Previous low-cycle fatigue tests on A286, which covered a frequency range of 5 to 0.1 cpm, have shown a pronounced frequency dependence when the tests were run in air. In contrast, tests run in a vacuum did not show such a frequency effect. This led to the conclusion that, in this frequency range, environmental effects were responsible for the frequency dependence.
Air crack propagation tests have also shown a strong frequency dependence. At frequencies below 0.02 cpm the air crack propagation tests showed a stronger frequency dependence than was observed at higher frequencies and resulted in pure time dependent, cycle independent failure. In order to explain this behavior and to see if it could be observed in low frequency vacuum tests, measurements of the crack propagation rate at 1100 F were made in a 10-8 torr vacuum.
These vacuum crack propagation results substantiated the assertion that at 1100 F, air produces a strong influence on the fatigue life or crack propagation rate. Additionally, these tests have shown that below 0.02 cpm the pure time dependent failure noted in air persisted in a vacuum. The vacuum results could be interpreted on the basis of a linear superposition model, where at low frequencies the behavior was that of a purely time dependent failure; at high frequencies, purely cycle dependent; and at intermediate frequencies, that of a linear superposition of these phenomena.

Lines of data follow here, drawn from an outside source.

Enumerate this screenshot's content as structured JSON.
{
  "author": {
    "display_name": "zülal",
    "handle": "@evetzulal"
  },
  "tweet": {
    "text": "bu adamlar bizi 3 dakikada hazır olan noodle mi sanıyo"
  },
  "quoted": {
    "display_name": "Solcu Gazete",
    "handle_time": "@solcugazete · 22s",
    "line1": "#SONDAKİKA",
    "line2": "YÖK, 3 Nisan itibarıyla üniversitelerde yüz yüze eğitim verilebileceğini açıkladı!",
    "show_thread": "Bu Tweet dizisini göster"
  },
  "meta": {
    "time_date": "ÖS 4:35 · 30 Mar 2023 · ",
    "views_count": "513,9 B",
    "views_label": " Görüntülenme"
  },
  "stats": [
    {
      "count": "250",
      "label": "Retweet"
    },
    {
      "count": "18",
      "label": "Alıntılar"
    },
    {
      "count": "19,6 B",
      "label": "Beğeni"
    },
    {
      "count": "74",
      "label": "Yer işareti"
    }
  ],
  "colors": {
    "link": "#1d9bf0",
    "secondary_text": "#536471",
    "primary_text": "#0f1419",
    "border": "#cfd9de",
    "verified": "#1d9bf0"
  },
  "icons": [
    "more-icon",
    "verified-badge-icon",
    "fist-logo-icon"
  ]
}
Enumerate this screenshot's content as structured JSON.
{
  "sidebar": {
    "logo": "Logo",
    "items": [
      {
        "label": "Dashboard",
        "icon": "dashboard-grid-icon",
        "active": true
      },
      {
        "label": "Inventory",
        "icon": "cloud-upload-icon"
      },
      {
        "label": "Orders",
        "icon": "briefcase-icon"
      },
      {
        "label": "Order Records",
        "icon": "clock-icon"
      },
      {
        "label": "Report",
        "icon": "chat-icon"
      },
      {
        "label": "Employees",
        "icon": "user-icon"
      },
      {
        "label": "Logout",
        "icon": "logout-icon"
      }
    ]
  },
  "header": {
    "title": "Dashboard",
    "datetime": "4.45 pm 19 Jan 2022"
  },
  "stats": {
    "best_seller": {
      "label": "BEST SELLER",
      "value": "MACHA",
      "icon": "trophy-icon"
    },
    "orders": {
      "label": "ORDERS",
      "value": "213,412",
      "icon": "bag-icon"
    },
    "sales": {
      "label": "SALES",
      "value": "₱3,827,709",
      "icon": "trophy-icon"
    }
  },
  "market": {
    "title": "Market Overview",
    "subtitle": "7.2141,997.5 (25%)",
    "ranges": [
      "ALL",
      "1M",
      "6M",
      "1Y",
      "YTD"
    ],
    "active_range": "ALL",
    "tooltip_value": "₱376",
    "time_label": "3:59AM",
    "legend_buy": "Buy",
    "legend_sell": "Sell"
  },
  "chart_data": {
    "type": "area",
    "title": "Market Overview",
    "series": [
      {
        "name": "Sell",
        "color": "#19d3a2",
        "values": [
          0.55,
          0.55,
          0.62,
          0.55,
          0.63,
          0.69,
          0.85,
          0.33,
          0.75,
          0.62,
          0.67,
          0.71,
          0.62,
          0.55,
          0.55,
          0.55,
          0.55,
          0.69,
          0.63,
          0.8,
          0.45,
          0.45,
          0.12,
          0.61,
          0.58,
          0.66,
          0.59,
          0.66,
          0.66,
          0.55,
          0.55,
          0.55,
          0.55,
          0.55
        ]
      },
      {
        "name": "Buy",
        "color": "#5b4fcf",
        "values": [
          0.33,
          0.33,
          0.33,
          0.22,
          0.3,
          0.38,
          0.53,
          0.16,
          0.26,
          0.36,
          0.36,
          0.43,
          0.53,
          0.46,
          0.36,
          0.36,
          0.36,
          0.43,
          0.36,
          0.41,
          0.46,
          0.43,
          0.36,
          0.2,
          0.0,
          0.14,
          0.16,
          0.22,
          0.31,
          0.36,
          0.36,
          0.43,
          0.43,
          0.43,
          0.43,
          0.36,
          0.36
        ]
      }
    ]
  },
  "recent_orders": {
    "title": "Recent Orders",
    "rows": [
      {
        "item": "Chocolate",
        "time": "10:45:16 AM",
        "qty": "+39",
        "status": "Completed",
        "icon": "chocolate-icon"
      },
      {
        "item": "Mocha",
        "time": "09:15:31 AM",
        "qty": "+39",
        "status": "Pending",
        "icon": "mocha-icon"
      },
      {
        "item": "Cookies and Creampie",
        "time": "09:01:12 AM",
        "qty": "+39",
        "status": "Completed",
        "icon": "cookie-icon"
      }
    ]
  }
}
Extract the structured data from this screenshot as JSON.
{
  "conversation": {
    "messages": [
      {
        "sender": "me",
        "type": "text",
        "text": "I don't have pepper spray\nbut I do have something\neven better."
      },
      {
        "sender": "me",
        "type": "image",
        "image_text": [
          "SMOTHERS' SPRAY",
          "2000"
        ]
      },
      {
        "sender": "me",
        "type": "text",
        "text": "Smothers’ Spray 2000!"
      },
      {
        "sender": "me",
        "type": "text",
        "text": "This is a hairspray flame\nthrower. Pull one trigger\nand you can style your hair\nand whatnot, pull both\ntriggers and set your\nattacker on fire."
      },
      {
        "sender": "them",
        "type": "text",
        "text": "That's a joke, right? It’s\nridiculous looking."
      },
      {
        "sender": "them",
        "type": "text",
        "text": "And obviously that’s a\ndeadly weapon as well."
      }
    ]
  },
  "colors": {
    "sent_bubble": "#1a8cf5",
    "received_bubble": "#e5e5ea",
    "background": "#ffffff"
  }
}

In air this linear superposition model was not applicable because of the additional environmental interaction.